Using the entries that follow, give the number of lines containing the string "title". Write nothing besides that number.

Collected data entries
_ _ _ _

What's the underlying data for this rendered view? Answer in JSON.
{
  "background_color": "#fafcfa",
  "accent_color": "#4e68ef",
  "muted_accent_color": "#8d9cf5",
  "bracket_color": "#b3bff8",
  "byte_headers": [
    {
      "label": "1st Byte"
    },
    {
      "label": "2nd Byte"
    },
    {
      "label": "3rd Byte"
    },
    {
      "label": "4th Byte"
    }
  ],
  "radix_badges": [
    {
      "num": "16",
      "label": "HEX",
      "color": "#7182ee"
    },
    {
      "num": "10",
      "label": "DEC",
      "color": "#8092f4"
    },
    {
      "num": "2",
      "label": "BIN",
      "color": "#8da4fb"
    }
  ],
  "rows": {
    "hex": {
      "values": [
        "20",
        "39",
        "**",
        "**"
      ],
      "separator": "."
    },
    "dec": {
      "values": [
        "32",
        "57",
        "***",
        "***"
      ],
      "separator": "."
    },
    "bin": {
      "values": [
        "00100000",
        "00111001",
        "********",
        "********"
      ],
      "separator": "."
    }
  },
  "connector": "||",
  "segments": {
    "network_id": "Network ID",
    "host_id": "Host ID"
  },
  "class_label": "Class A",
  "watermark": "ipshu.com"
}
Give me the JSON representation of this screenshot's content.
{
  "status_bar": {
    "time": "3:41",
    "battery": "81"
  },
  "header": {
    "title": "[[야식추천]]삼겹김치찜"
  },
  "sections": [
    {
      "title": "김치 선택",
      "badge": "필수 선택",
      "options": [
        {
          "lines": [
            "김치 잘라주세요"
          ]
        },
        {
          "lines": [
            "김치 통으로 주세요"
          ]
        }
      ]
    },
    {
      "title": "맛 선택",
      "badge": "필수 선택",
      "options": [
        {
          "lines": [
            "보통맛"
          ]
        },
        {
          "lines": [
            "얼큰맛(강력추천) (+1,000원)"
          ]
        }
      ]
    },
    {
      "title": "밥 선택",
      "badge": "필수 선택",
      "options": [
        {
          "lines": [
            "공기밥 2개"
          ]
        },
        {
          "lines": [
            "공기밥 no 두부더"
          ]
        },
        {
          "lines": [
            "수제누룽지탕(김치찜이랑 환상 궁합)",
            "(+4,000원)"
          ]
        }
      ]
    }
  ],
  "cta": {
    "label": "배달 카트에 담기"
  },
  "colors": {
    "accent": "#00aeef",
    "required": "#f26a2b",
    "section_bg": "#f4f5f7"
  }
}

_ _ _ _

Answer area -
4